THE GENERAL Teaching Council was in a chirpy mood for the last meeting of the existing body - until, that is, they heard about the all-time low turnout for the four-yearly elections.
Neither did the members know that it would be the last council to be chaired by Mary Rose Caden, who fell spectacularly for daring to stand against the might of the Educational Institute of Scotland "slate" of candidates (page three). It doesn't even pay to be an ex-president of the EIS these days.
Tony Finn, the head of St Andrew's High in Kirkcaldy and the GTC's education convener, is an obvious contender for the succession. But perhaps two secondary Catholic persons from the east (Caden is at St Augustine's Secondary in Edinburgh) would be overdoing it.
So the hot money for the new GTC convener must now be on Norma Anne Watson, the head of Kirkhill Nursery in Broxburn, West Lothian. Popular, respected, experienced, female and a nursery person to boot. But she, too, is a former EIS president.
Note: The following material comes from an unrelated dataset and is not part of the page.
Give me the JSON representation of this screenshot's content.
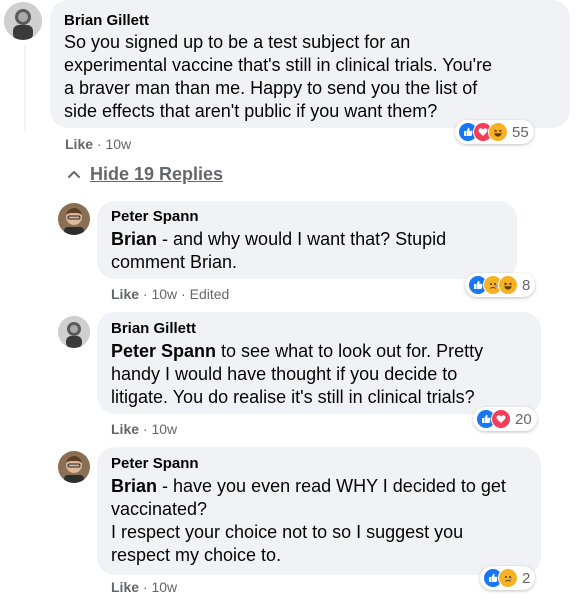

Then there are Wolseley Brown, chair of the GTC's committee which exceptionally admits to the register those without the benefit of a good Scottish education, and newcomer May Ferries. Both work in the primary sector and they are both wise persons from the west. But they are also, er, ex-EIS presidents. Oh well.
Watson and Brown must surely also be ruled out on age grounds - i.e. they refused to state their ages on their election statements. Clearly people not to be trusted. No such shyness came over Caden, who boldly declared her 59 years. Surely the EIS cannot have been guilty of ageism in excluding her from its slate.